TASK OBJECTIVE.
Return all lines from the listing below in which "JSON" appears.

DATA FOR THIS TASK.
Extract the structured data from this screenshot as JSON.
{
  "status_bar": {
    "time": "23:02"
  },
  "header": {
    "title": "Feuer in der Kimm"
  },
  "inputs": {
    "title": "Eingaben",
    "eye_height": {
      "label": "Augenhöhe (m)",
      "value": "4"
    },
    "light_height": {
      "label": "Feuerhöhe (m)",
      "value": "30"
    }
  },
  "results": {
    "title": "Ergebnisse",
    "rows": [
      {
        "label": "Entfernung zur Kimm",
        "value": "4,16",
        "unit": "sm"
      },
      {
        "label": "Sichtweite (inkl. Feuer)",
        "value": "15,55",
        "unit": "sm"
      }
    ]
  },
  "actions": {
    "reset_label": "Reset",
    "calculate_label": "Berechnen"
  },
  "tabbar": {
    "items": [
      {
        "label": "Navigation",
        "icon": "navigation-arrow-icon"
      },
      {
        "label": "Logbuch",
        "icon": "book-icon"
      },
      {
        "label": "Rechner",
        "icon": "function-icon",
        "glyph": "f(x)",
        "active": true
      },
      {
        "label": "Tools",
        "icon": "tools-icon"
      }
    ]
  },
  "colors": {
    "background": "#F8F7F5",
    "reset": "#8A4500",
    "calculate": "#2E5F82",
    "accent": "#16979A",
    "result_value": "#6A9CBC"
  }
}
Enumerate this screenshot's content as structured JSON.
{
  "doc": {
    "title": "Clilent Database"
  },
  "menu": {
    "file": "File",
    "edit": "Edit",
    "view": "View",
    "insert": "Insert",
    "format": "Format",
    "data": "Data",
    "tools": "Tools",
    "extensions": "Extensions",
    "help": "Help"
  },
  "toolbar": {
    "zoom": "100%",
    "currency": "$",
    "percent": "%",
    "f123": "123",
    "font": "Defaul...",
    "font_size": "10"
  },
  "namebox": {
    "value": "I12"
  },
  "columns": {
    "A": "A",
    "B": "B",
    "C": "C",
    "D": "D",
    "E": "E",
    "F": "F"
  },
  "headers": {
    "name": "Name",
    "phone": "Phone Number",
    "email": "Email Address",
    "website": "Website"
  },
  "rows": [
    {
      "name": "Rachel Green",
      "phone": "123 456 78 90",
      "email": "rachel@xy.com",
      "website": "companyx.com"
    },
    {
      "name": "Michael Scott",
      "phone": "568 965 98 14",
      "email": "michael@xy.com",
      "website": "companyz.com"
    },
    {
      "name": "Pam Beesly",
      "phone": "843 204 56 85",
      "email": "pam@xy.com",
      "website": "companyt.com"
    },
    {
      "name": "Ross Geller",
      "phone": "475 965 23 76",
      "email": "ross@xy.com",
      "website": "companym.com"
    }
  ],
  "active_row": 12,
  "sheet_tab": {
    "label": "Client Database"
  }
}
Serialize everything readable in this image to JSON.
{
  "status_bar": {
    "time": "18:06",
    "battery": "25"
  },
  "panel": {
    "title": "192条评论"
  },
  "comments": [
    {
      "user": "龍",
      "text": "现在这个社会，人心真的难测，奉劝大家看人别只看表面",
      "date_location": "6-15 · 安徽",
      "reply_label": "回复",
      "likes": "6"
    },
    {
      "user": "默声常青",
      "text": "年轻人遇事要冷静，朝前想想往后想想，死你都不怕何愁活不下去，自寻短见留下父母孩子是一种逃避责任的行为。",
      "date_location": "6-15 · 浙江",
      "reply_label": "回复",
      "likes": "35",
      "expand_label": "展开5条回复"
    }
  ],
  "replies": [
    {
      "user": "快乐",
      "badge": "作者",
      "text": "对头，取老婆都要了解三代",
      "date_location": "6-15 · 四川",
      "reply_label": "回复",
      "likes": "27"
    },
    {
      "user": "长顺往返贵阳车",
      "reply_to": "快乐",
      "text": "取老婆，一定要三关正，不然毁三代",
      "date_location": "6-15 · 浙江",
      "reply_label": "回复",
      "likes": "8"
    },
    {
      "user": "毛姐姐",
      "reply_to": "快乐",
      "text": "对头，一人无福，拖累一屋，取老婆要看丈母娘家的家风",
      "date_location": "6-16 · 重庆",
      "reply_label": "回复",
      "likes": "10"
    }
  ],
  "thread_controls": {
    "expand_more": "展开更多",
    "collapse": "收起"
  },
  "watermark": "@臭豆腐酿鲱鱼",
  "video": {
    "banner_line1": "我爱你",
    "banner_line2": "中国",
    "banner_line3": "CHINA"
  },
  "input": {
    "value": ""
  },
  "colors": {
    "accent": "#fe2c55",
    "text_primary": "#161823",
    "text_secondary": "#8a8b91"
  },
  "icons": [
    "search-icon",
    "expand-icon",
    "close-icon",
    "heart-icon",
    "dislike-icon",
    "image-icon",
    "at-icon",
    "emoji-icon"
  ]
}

TASK OUTPUT.
Extract the structured data from this screenshot as JSON.
Enumerate this screenshot's content as structured JSON.
Serialize everything readable in this image to JSON.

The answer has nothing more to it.